RECORDS TO USE =>

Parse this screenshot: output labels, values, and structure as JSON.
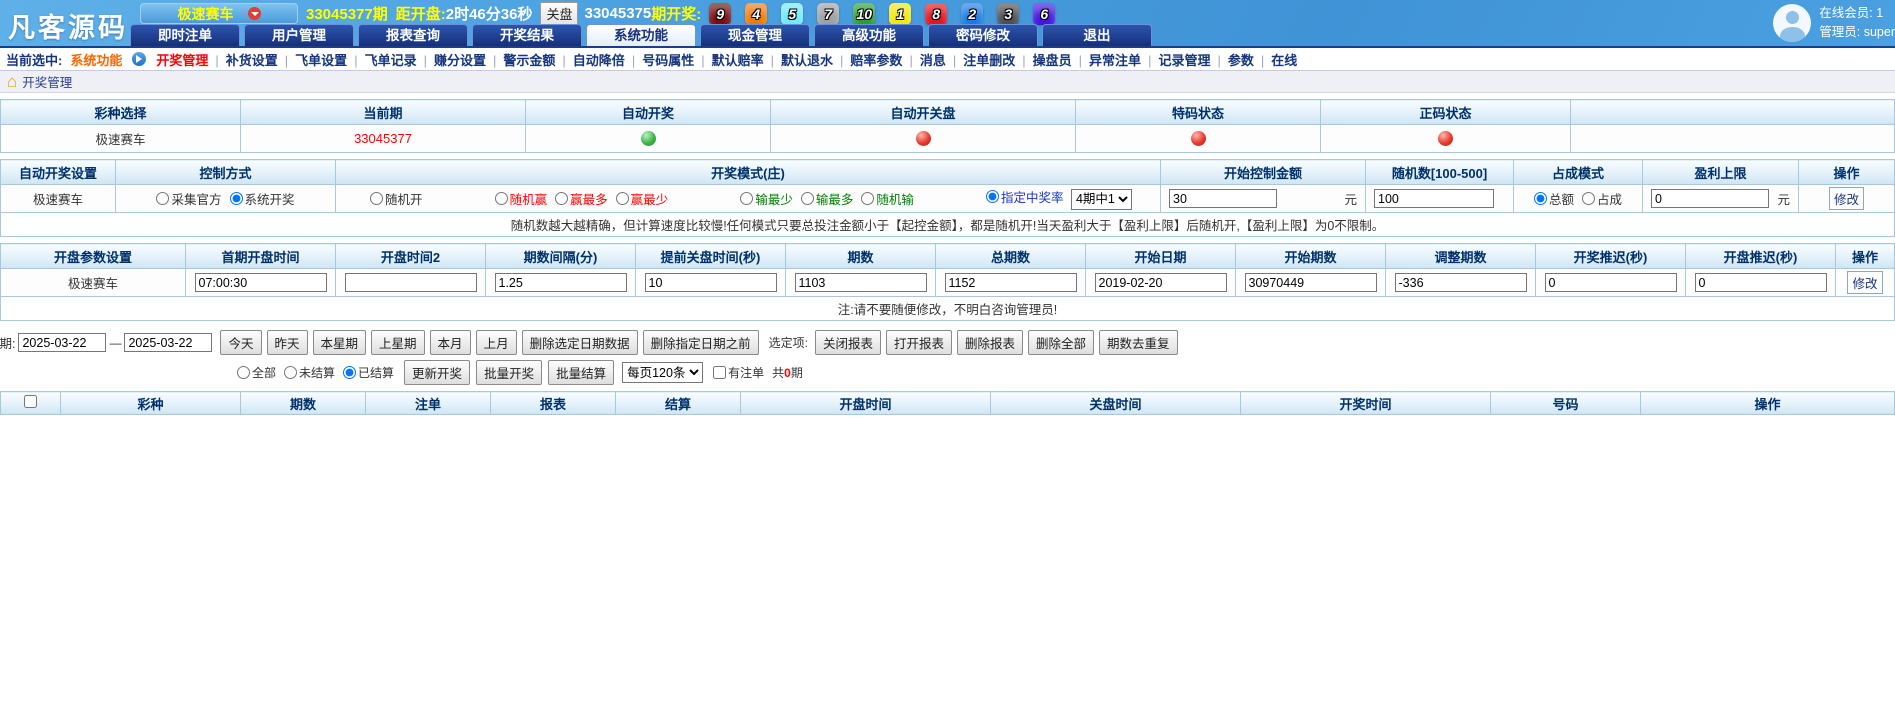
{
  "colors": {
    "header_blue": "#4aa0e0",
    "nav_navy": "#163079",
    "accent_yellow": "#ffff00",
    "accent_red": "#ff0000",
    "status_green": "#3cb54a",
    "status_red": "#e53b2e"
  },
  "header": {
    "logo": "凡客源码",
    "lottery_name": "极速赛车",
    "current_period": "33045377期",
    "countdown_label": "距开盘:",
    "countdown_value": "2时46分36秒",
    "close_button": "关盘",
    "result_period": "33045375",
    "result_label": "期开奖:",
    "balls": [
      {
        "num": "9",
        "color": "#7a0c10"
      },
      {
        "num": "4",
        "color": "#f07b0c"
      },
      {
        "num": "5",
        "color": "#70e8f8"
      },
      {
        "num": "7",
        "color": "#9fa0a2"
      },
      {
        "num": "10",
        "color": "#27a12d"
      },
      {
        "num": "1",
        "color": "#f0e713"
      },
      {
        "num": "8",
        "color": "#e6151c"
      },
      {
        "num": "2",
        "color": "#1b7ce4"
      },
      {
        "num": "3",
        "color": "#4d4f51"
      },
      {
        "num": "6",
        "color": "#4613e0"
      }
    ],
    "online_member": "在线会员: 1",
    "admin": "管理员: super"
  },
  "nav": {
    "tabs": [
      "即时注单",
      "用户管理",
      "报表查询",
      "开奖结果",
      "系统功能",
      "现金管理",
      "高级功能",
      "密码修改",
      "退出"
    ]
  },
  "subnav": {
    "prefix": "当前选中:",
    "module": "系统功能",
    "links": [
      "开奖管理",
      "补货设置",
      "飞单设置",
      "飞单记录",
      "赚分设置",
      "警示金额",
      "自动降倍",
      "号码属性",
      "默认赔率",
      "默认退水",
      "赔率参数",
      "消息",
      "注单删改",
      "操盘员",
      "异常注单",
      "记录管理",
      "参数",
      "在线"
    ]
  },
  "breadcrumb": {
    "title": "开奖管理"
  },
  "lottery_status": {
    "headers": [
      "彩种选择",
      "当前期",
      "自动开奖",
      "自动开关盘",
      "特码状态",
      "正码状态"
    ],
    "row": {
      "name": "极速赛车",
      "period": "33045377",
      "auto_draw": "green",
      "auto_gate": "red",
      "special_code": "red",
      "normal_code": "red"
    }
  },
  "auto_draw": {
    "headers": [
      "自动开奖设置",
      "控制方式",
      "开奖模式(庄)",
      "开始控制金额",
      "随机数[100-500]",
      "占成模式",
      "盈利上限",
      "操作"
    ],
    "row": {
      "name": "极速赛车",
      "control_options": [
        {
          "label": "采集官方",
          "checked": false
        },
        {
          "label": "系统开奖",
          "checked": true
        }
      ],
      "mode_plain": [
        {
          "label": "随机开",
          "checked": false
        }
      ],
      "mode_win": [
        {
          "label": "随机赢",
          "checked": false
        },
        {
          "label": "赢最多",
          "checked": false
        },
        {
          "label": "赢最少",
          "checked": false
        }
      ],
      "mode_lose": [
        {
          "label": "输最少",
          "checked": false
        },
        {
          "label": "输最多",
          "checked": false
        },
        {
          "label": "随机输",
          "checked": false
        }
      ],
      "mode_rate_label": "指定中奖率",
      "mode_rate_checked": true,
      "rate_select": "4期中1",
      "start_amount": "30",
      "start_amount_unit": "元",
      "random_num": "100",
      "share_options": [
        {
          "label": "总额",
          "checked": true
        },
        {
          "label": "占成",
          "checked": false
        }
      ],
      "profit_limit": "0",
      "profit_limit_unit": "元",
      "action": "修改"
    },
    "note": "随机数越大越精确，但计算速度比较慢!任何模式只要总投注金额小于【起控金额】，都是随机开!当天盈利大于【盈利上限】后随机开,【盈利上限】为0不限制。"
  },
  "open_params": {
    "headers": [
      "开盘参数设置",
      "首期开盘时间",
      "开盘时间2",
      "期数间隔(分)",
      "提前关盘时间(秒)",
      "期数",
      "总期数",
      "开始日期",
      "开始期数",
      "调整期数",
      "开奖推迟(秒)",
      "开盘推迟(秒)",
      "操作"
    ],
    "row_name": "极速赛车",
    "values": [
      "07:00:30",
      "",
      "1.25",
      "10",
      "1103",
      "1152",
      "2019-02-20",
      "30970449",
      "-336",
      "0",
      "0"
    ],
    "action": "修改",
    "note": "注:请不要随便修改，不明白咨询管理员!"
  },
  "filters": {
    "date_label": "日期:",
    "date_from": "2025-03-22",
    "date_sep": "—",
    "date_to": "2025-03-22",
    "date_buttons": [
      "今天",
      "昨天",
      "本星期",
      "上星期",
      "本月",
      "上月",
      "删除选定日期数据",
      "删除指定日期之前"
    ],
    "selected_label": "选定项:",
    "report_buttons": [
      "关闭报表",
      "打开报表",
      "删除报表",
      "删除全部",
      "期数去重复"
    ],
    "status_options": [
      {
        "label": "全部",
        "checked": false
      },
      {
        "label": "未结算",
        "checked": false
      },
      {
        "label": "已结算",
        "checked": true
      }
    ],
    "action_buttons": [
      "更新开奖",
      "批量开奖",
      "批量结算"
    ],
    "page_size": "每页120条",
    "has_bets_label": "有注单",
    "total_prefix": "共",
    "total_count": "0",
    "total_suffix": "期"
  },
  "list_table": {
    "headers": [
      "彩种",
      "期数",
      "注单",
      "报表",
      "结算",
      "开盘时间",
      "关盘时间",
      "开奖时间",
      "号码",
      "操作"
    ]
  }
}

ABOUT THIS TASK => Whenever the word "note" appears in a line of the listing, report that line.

TASK ANSWER =>
    "note": "随机数越大越精确，但计算速度比较慢!任何模式只要总投注金额小于【起控金额】，都是随机开!当天盈利大于【盈利上限】后随机开,【盈利上限】为0不限制。"
    "note": "注:请不要随便修改，不明白咨询管理员!"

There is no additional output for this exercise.